Element data from apps and pages:
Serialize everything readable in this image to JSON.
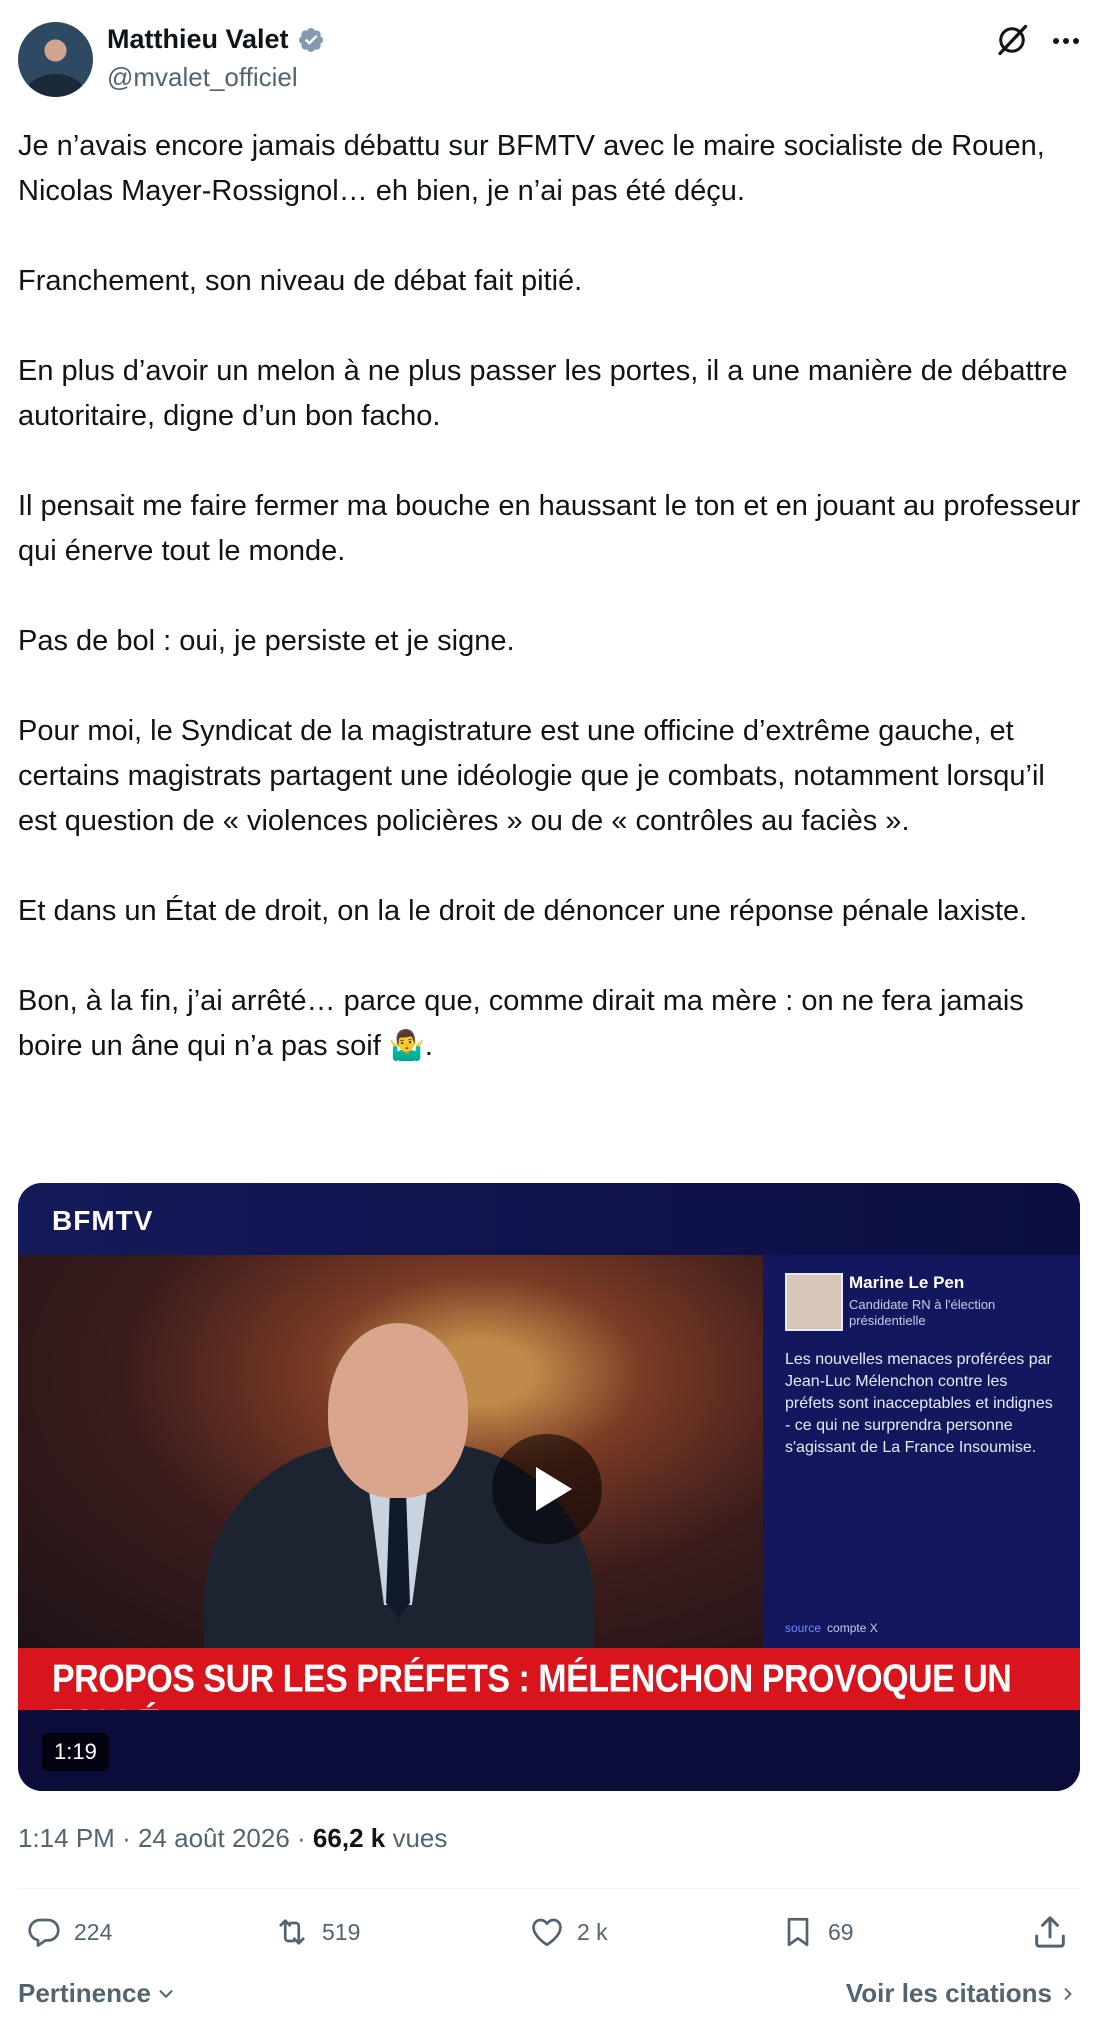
{
  "author": {
    "name": "Matthieu Valet",
    "handle": "@mvalet_officiel",
    "verified_badge": "verified-badge-icon"
  },
  "tweet": {
    "paragraphs": [
      "Je n’avais encore jamais débattu sur BFMTV avec le maire socialiste de Rouen, Nicolas Mayer-Rossignol… eh bien, je n’ai pas été déçu.",
      "Franchement, son niveau de débat fait pitié.",
      "En plus d’avoir un melon à ne plus passer les portes, il a une manière de débattre autoritaire, digne d’un bon facho.",
      "Il pensait me faire fermer ma bouche en haussant le ton et en jouant au professeur qui énerve tout le monde.",
      "Pas de bol : oui, je persiste et je signe.",
      "Pour moi, le Syndicat de la magistrature est une officine d’extrême gauche, et certains magistrats partagent une idéologie que je combats, notamment lorsqu’il est question de « violences policières » ou de « contrôles au faciès ».",
      "Et dans un État de droit, on la le droit de dénoncer une réponse pénale laxiste.",
      "Bon, à la fin, j’ai arrêté… parce que, comme dirait ma mère : on ne fera jamais boire un âne qui n’a pas soif 🤷‍♂️."
    ]
  },
  "video": {
    "channel_logo": "BFMTV",
    "panel_name": "Marine Le Pen",
    "panel_role": "Candidate RN à l'élection présidentielle",
    "panel_quote": "Les nouvelles menaces proférées par Jean-Luc Mélenchon contre les préfets sont inacceptables et indignes - ce qui ne surprendra personne s'agissant de La France Insoumise.",
    "panel_source_label": "source",
    "panel_source_value": "compte X",
    "headline": "PROPOS SUR LES PRÉFETS : MÉLENCHON PROVOQUE UN TOLLÉ",
    "duration": "1:19"
  },
  "meta": {
    "time": "1:14 PM",
    "separator": "·",
    "date": "24 août 2026",
    "views_count": "66,2 k",
    "views_label": "vues"
  },
  "actions": {
    "replies": "224",
    "reposts": "519",
    "likes": "2 k",
    "bookmarks": "69"
  },
  "footer": {
    "sort_label": "Pertinence",
    "quotes_link": "Voir les citations"
  },
  "colors": {
    "text": "#0f1419",
    "muted": "#536471",
    "verified": "#829aab",
    "headline_red": "#d8141c",
    "tv_blue": "#0c0e40"
  }
}
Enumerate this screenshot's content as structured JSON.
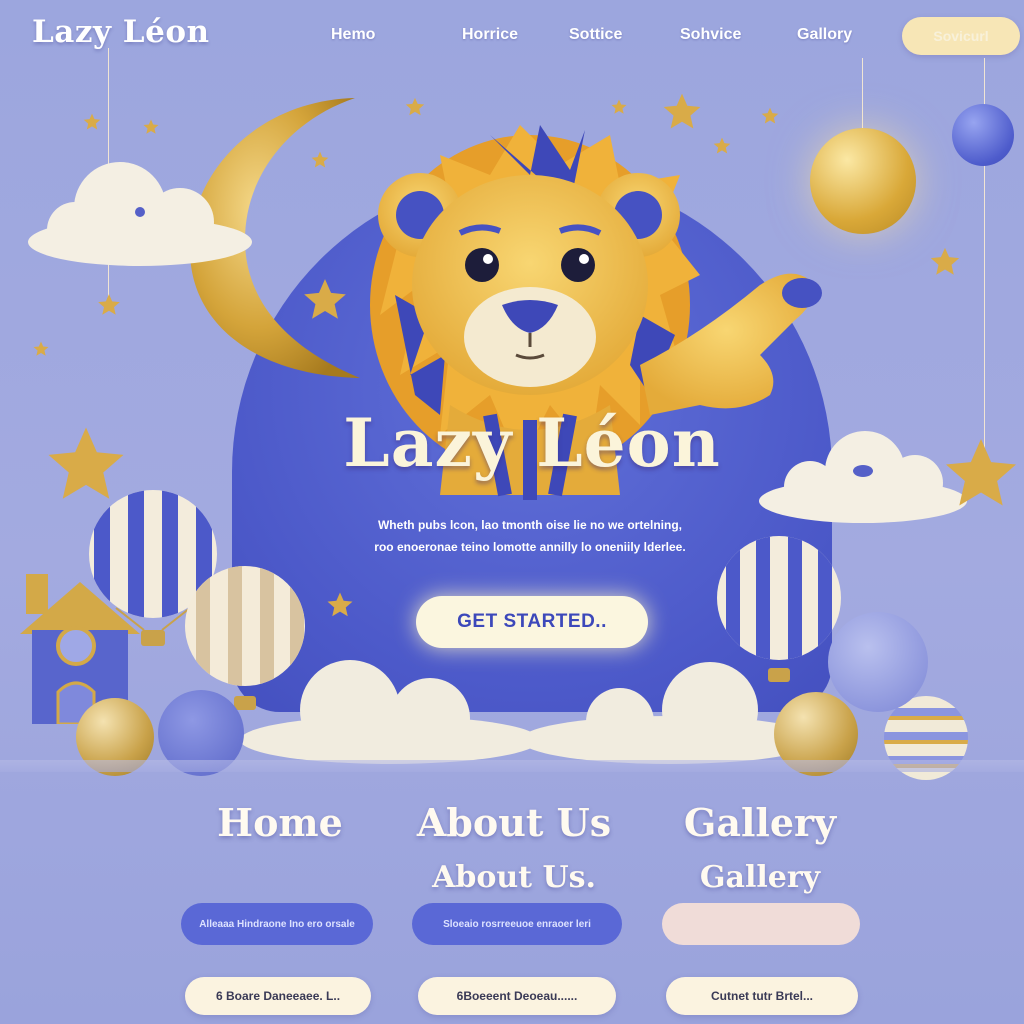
{
  "nav": {
    "brand": "Lazy Léon",
    "links": [
      "Hemo",
      "Horrice",
      "Sottice",
      "Sohvice",
      "Gallory"
    ],
    "cta": "Sovicurl"
  },
  "hero": {
    "title": "Lazy Léon",
    "subtitle_line1": "Wheth pubs lcon, lao tmonth oise lie no we ortelning,",
    "subtitle_line2": "roo enoeronae teino lomotte annilly lo oneniily lderlee.",
    "cta": "GET STARTED.."
  },
  "sections": [
    {
      "title": "Home",
      "subtitle": "",
      "pill": "Alleaaa Hindraone Ino ero orsale",
      "button": "6 Boare Daneeaee. L.."
    },
    {
      "title": "About Us",
      "subtitle": "About Us.",
      "pill": "Sloeaio rosrreeuoe enraoer leri",
      "button": "6Boeeent Deoeau......"
    },
    {
      "title": "Gallery",
      "subtitle": "Gallery",
      "pill": "",
      "button": "Cutnet tutr Brtel..."
    }
  ],
  "colors": {
    "background": "#9ca6de",
    "accent_blue": "#4c59c9",
    "gold": "#d9ab48",
    "cream": "#fbf6df"
  }
}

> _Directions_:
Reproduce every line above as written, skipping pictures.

> _Result of this exercise_:
Serialize everything readable in this image to JSON.
{
  "author": {
    "name": "Matthieu Valet",
    "handle": "@mvalet_officiel",
    "verified_badge": "verified-badge-icon"
  },
  "tweet": {
    "paragraphs": [
      "Je n’avais encore jamais débattu sur BFMTV avec le maire socialiste de Rouen, Nicolas Mayer-Rossignol… eh bien, je n’ai pas été déçu.",
      "Franchement, son niveau de débat fait pitié.",
      "En plus d’avoir un melon à ne plus passer les portes, il a une manière de débattre autoritaire, digne d’un bon facho.",
      "Il pensait me faire fermer ma bouche en haussant le ton et en jouant au professeur qui énerve tout le monde.",
      "Pas de bol : oui, je persiste et je signe.",
      "Pour moi, le Syndicat de la magistrature est une officine d’extrême gauche, et certains magistrats partagent une idéologie que je combats, notamment lorsqu’il est question de « violences policières » ou de « contrôles au faciès ».",
      "Et dans un État de droit, on la le droit de dénoncer une réponse pénale laxiste.",
      "Bon, à la fin, j’ai arrêté… parce que, comme dirait ma mère : on ne fera jamais boire un âne qui n’a pas soif 🤷‍♂️."
    ]
  },
  "video": {
    "channel_logo": "BFMTV",
    "panel_name": "Marine Le Pen",
    "panel_role": "Candidate RN à l'élection présidentielle",
    "panel_quote": "Les nouvelles menaces proférées par Jean-Luc Mélenchon contre les préfets sont inacceptables et indignes - ce qui ne surprendra personne s'agissant de La France Insoumise.",
    "panel_source_label": "source",
    "panel_source_value": "compte X",
    "headline": "PROPOS SUR LES PRÉFETS : MÉLENCHON PROVOQUE UN TOLLÉ",
    "duration": "1:19"
  },
  "meta": {
    "time": "1:14 PM",
    "separator": "·",
    "date": "24 août 2026",
    "views_count": "66,2 k",
    "views_label": "vues"
  },
  "actions": {
    "replies": "224",
    "reposts": "519",
    "likes": "2 k",
    "bookmarks": "69"
  },
  "footer": {
    "sort_label": "Pertinence",
    "quotes_link": "Voir les citations"
  },
  "colors": {
    "text": "#0f1419",
    "muted": "#536471",
    "verified": "#829aab",
    "headline_red": "#d8141c",
    "tv_blue": "#0c0e40"
  }
}
Enumerate this screenshot's content as structured JSON.
{
  "nav": {
    "brand": "Lazy Léon",
    "links": [
      "Hemo",
      "Horrice",
      "Sottice",
      "Sohvice",
      "Gallory"
    ],
    "cta": "Sovicurl"
  },
  "hero": {
    "title": "Lazy Léon",
    "subtitle_line1": "Wheth pubs lcon, lao tmonth oise lie no we ortelning,",
    "subtitle_line2": "roo enoeronae teino lomotte annilly lo oneniily lderlee.",
    "cta": "GET STARTED.."
  },
  "sections": [
    {
      "title": "Home",
      "subtitle": "",
      "pill": "Alleaaa Hindraone Ino ero orsale",
      "button": "6 Boare Daneeaee. L.."
    },
    {
      "title": "About Us",
      "subtitle": "About Us.",
      "pill": "Sloeaio rosrreeuoe enraoer leri",
      "button": "6Boeeent Deoeau......"
    },
    {
      "title": "Gallery",
      "subtitle": "Gallery",
      "pill": "",
      "button": "Cutnet tutr Brtel..."
    }
  ],
  "colors": {
    "background": "#9ca6de",
    "accent_blue": "#4c59c9",
    "gold": "#d9ab48",
    "cream": "#fbf6df"
  }
}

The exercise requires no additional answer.